A new film about the late British singer Amy Winehouse is misleading, her father said on Monday, and the family of the six-time Grammy Award winner was disassociating itself from the production.
Mitch Winehouse said he was not happy with the way the makers of "AMY", which will screened at the Cannes Film Festival next month, had portrayed him. The film was directed by Asif Kapadia, who won a BAFTA for his documentary "Senna" on the late Formula One racing driver Ayrton Senna.
"What they have tried to do was to make a film which is a Hollywood blockbuster. They have forgotten it is a documentary," Winehouse told Reuters in an interview. "There is a villain, me ... and there's the heroine who dies at the end ... My overall feeling is of grave disappointment."
Amy Winehouse, seen as one of the most talented singers of her generation, died from alcohol poisoning in July 2011 at her London home, aged 27. The singer, known for hits such as "Rehab" and "Back to Black" had struggled with drinking and drug problems throughout much of her career.
Winehouse praised the use of video of a younger Amy, shown laughing and being funny, but criticised the film's narrative.
"When I first saw the Senna film I thought 'This is it. I'm looking at history here'," said Winehouse, who now fronts the family's charitable Amy Winehouse Foundation.

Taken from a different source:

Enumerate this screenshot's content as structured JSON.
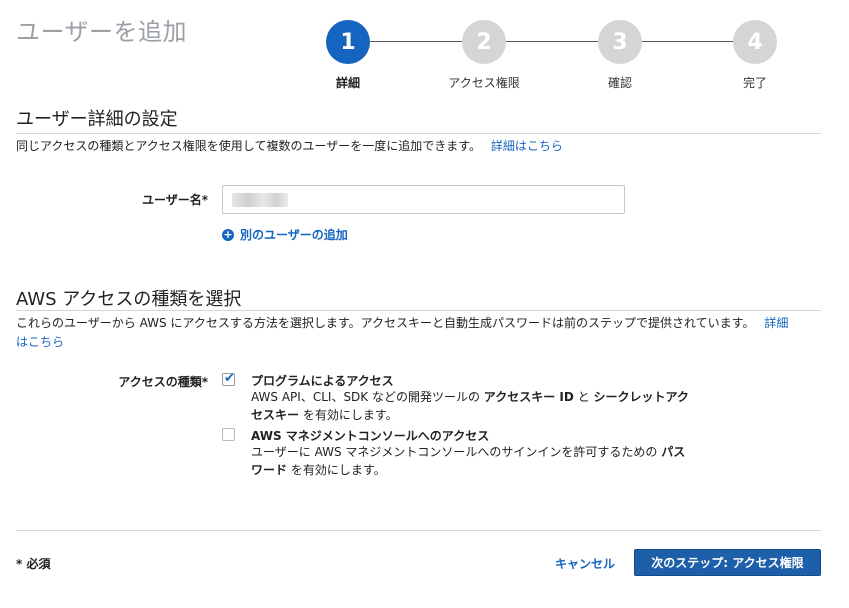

"The way they have cut it, (in) the last third of the film I'm hardly in it, giving the impression that we weren't there and that's what so disappointing ... Everyone knows that I was with Amy all the time."
Winehouse said the film missed details such as an interview the singer's boyfriend, Reg Traviss.
"This is not the film that Amy would have wanted," he said, adding he could consider legal action after the film is released: "If our solicitors feel that we've got a case, we will certainly proceed against them ... but really that would be a last resort."
The "AMY" filmmakers defended the documentary.
"When we were approached to make the film, we came on board with the full backing of the Winehouse family and we approached the project with total objectivity," they said in a statement, adding they had conducted around 100 interviews for the film.
"The story that the film tells is a reflection of our findings from these interviews."